Wednesday Art Idol
One of the 20th century’s most accomplished and under-recognised photographers, Helen Levitt spent the best part of 70 years capturing the ebb and flow of daily life on the streets of her native New York City. From the early 1930s to shortly before her death in 2009, Levitt’s photography is defined by its ability to reveal theatre and performance within the seemingly ordinary confines of urban living. Initially shooting in black and white before pioneering the use of colour, her photographs elevate the mundane into lyrical, self-contained stories that tap into the soul of New York’s fabled past.
Born in Brooklyn in 1913, Levitt took early inspiration from the work of Henri Cartier-Bresson, the founding father of street photography whose signature use of 35mm film prompted Levitt to buy her own Leica at the age of 18. Her earliest photography took place exclusively on the streets and sidewalks of New York, capturing local children from diverse backgrounds playing together with an abandon that contrasted starkly to their often bleak surroundings. The dynamism and vibrant life in these photographs (many of which were presented in Levitt’s debut exhibition, Photographs of Children) is driven by the strength of community that Levitt encountered, at a time when ‘the street’ was an essential social hub.

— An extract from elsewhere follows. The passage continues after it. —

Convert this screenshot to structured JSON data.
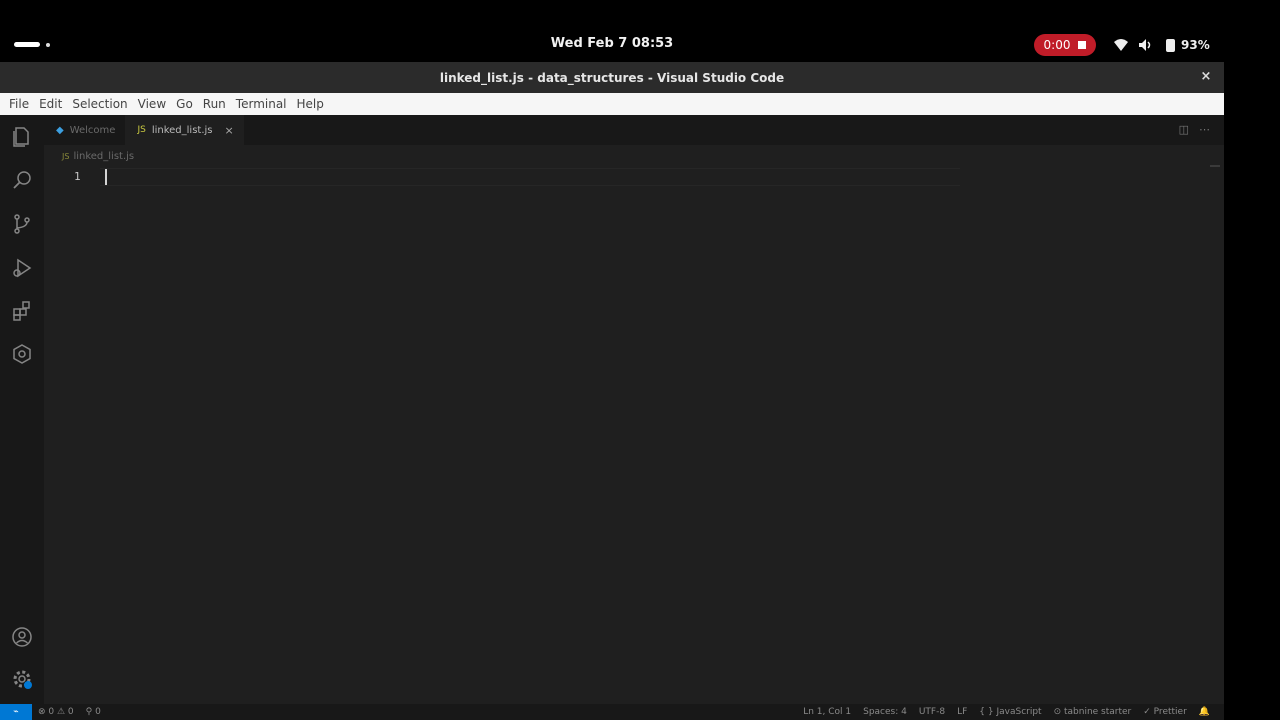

After befriending fellow photographer Walker Evans and novelist James Agee in the late 30s, Levitt introduced moving image into her practice, collaborating with the latter on her first two documentaries. The Quiet One combined documentary and narrative film making in a story of a young African American boy piecing his life back together after a tough start to life on the streets of New York. Her second, In the Street, was a sixteen-minute silent film offering a street-level view of life in Spanish Harlem during the mid-40s. Co-shot and edited by Levitt, it represents an extension of her still photography, with beautifully nuanced observations on what she refers to as, “The theatre and the battleground” of the street.
Levitt’s engagement with film led a decade immediately following the end of World War II in which she concentrated almost exclusively on editing and directing, immersing herself in elements surrealism and the avant garde. It wasn’t until the late 50s that she received consecutive grants from the Guggenheim to investigate colour photography, a medium that was still in its infancy. Returning to the streets she had captured some two decades previously, her colour photographs captured the same drama of a rapidly changing city with dye-transfer prints. Despite having the slides tragically stolen from her apartment, these colour photographs made up her landmark exhibition at MoMA in 1974, one of the first times the medium was recognised by a major institution.
Helen Levitt, New York, 1940
Arriving this autumn at The Photographers’ Gallery in London is a new retrospective of Levitt’s work featuring a selection of her photographs taken in Mexico City, where she travelled in the summer of 1941. Likely influenced by Cartier-Bresson, who had visited the country aged 26, creating a career-defining series of street photography and befriending Langston Hughes along the way, Levitt’s work instead focused on a city undergoing seismic transformation.
A rapidly urbanising Mexico City created the perfect environment for Levitt to sharpen the political edge to her work. The resulting photographs convey this period of transition through their depiction of rural communities adapting to life in unfamiliar urban surroundings, where the promise of work at newly opened factories brought a sharp juxtaposition between ancient tradition and modern industry.
Helen Levitt: In The Street is on display at The Photographers’ Gallery, London from 15 October
Helen Levitt, New York, 1971